And then, out of the blue, Zeke found the shears and said he wouldn’t kill him.
“That’s…that’s good news, Zeke. You’ve made a wise decision.” Finley looked at the door. The room was in the center of the clinic, with no windows, and only one door leading in and out. At the moment all the furniture but his chair was piled against the door. The examination table was upended with its stirrups in the air. “There’s probably a SWAT team in the hall by now, Zeke, so if you’ll clear the doorway, I’ll go out and tell them you’ve changed your mind. They won’t shoot me, and since you haven’t hurt anyone yet, I’m sure they’ll just…”
Finley started to rise from his chair but Zeke motioned him to stay seated.
“No, doctor, you don’t understand. I just had an epiphany. A kind of vision. The Lord really does work in mysterious ways, like the song says.”
“What do you mean?”
“Well, I’ve had a change of heart, thanks to Jesus. He reminded me of some Scripture. It’ll save your life, but there’s still a price to be paid. Can you guess which Scripture I’m talking about?”
“Uh…no. I can’t.”
Finley couldn’t recall going over that one in the seminar.
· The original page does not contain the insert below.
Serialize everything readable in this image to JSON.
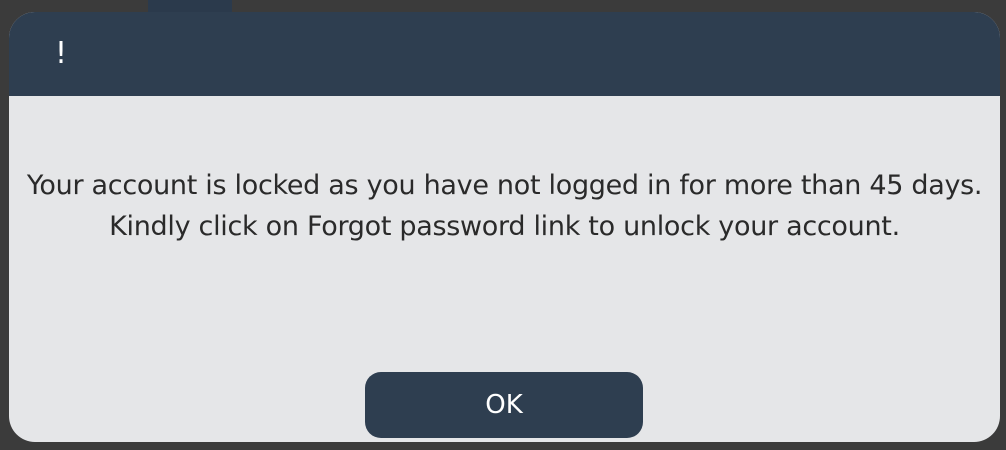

He shook his head.
“‘If thy right hand offend thee…’ Aren’t you right-handed, doctor?”
“Yes, I am, but what does that have to do with anything?”
“Well, Jesus said, ‘And if thy right hand offend thee, cut it off, and cast it from thee: for it is profitable for thee that one of thy members should perish, and not that thy whole body should be cast into hell.'”
When Zeke finished speaking he snipped the shears, and Finley suddenly understood what he planned to do.
“You… Are you going to cut off my…” He stopped himself. No need to plant the idea if he was mistaken.
“Yes,” Zeke nodded, “I’m going to cut off your hand.”